* TASK TO COMPLETE
For this exercise, repeat the records below exactly as written.

* DATASET RECORDS
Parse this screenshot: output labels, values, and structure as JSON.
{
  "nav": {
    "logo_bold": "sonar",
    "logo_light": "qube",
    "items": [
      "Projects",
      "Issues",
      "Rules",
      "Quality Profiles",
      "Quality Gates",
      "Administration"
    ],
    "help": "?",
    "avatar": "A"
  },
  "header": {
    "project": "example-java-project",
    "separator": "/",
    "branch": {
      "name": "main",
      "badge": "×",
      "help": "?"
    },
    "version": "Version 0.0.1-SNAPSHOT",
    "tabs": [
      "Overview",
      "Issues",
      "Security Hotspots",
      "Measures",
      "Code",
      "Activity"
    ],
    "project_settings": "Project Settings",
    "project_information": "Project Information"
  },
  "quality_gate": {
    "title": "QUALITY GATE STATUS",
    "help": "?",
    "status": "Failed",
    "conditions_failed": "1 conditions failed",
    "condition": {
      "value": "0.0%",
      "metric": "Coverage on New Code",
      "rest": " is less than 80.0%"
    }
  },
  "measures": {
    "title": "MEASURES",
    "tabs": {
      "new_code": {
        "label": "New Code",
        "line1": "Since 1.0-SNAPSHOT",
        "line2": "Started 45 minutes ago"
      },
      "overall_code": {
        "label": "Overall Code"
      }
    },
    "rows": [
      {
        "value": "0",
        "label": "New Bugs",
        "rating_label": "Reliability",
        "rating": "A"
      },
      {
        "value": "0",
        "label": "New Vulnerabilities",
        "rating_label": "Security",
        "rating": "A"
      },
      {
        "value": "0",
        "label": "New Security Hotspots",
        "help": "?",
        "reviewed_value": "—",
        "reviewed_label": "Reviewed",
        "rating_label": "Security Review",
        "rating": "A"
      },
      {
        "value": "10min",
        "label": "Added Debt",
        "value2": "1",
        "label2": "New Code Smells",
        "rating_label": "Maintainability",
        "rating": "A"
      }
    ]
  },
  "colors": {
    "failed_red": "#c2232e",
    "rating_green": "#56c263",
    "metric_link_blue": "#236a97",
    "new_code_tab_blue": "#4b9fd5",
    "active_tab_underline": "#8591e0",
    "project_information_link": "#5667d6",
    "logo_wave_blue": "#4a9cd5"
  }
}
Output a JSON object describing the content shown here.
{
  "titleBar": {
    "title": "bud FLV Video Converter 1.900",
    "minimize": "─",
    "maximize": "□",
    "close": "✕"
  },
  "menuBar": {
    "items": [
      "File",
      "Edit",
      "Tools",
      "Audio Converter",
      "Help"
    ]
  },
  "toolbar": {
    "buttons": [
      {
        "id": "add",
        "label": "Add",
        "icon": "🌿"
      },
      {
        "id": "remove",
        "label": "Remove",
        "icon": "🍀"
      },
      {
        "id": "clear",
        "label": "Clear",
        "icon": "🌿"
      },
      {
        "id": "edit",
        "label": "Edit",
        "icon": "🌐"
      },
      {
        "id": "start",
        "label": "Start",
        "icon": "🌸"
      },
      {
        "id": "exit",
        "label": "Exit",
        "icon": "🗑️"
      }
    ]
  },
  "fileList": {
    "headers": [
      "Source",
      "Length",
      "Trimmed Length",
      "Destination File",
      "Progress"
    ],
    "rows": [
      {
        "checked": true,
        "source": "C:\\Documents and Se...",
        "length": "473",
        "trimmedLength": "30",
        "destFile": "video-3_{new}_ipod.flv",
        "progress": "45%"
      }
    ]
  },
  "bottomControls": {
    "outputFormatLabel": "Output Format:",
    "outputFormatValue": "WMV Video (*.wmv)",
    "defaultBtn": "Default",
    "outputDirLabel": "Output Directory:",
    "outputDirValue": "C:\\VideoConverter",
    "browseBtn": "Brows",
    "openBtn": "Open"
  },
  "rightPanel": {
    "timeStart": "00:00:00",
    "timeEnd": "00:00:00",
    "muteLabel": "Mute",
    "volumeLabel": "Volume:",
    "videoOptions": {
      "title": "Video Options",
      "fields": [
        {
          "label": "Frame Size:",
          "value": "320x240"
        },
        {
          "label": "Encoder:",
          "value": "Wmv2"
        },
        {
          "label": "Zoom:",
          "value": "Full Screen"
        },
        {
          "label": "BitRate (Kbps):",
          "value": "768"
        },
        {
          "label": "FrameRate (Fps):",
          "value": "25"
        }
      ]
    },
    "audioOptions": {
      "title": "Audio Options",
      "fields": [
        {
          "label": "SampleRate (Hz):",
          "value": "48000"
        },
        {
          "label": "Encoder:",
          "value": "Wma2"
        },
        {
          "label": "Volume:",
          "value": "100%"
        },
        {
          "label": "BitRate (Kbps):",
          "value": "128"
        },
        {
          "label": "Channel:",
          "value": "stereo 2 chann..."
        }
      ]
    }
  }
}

* ANSWER TO THIS PROBLEM
Parse this screenshot: output labels, values, and structure as JSON.
{
  "nav": {
    "logo_bold": "sonar",
    "logo_light": "qube",
    "items": [
      "Projects",
      "Issues",
      "Rules",
      "Quality Profiles",
      "Quality Gates",
      "Administration"
    ],
    "help": "?",
    "avatar": "A"
  },
  "header": {
    "project": "example-java-project",
    "separator": "/",
    "branch": {
      "name": "main",
      "badge": "×",
      "help": "?"
    },
    "version": "Version 0.0.1-SNAPSHOT",
    "tabs": [
      "Overview",
      "Issues",
      "Security Hotspots",
      "Measures",
      "Code",
      "Activity"
    ],
    "project_settings": "Project Settings",
    "project_information": "Project Information"
  },
  "quality_gate": {
    "title": "QUALITY GATE STATUS",
    "help": "?",
    "status": "Failed",
    "conditions_failed": "1 conditions failed",
    "condition": {
      "value": "0.0%",
      "metric": "Coverage on New Code",
      "rest": " is less than 80.0%"
    }
  },
  "measures": {
    "title": "MEASURES",
    "tabs": {
      "new_code": {
        "label": "New Code",
        "line1": "Since 1.0-SNAPSHOT",
        "line2": "Started 45 minutes ago"
      },
      "overall_code": {
        "label": "Overall Code"
      }
    },
    "rows": [
      {
        "value": "0",
        "label": "New Bugs",
        "rating_label": "Reliability",
        "rating": "A"
      },
      {
        "value": "0",
        "label": "New Vulnerabilities",
        "rating_label": "Security",
        "rating": "A"
      },
      {
        "value": "0",
        "label": "New Security Hotspots",
        "help": "?",
        "reviewed_value": "—",
        "reviewed_label": "Reviewed",
        "rating_label": "Security Review",
        "rating": "A"
      },
      {
        "value": "10min",
        "label": "Added Debt",
        "value2": "1",
        "label2": "New Code Smells",
        "rating_label": "Maintainability",
        "rating": "A"
      }
    ]
  },
  "colors": {
    "failed_red": "#c2232e",
    "rating_green": "#56c263",
    "metric_link_blue": "#236a97",
    "new_code_tab_blue": "#4b9fd5",
    "active_tab_underline": "#8591e0",
    "project_information_link": "#5667d6",
    "logo_wave_blue": "#4a9cd5"
  }
}
Output a JSON object describing the content shown here.
{
  "titleBar": {
    "title": "bud FLV Video Converter 1.900",
    "minimize": "─",
    "maximize": "□",
    "close": "✕"
  },
  "menuBar": {
    "items": [
      "File",
      "Edit",
      "Tools",
      "Audio Converter",
      "Help"
    ]
  },
  "toolbar": {
    "buttons": [
      {
        "id": "add",
        "label": "Add",
        "icon": "🌿"
      },
      {
        "id": "remove",
        "label": "Remove",
        "icon": "🍀"
      },
      {
        "id": "clear",
        "label": "Clear",
        "icon": "🌿"
      },
      {
        "id": "edit",
        "label": "Edit",
        "icon": "🌐"
      },
      {
        "id": "start",
        "label": "Start",
        "icon": "🌸"
      },
      {
        "id": "exit",
        "label": "Exit",
        "icon": "🗑️"
      }
    ]
  },
  "fileList": {
    "headers": [
      "Source",
      "Length",
      "Trimmed Length",
      "Destination File",
      "Progress"
    ],
    "rows": [
      {
        "checked": true,
        "source": "C:\\Documents and Se...",
        "length": "473",
        "trimmedLength": "30",
        "destFile": "video-3_{new}_ipod.flv",
        "progress": "45%"
      }
    ]
  },
  "bottomControls": {
    "outputFormatLabel": "Output Format:",
    "outputFormatValue": "WMV Video (*.wmv)",
    "defaultBtn": "Default",
    "outputDirLabel": "Output Directory:",
    "outputDirValue": "C:\\VideoConverter",
    "browseBtn": "Brows",
    "openBtn": "Open"
  },
  "rightPanel": {
    "timeStart": "00:00:00",
    "timeEnd": "00:00:00",
    "muteLabel": "Mute",
    "volumeLabel": "Volume:",
    "videoOptions": {
      "title": "Video Options",
      "fields": [
        {
          "label": "Frame Size:",
          "value": "320x240"
        },
        {
          "label": "Encoder:",
          "value": "Wmv2"
        },
        {
          "label": "Zoom:",
          "value": "Full Screen"
        },
        {
          "label": "BitRate (Kbps):",
          "value": "768"
        },
        {
          "label": "FrameRate (Fps):",
          "value": "25"
        }
      ]
    },
    "audioOptions": {
      "title": "Audio Options",
      "fields": [
        {
          "label": "SampleRate (Hz):",
          "value": "48000"
        },
        {
          "label": "Encoder:",
          "value": "Wma2"
        },
        {
          "label": "Volume:",
          "value": "100%"
        },
        {
          "label": "BitRate (Kbps):",
          "value": "128"
        },
        {
          "label": "Channel:",
          "value": "stereo 2 chann..."
        }
      ]
    }
  }
}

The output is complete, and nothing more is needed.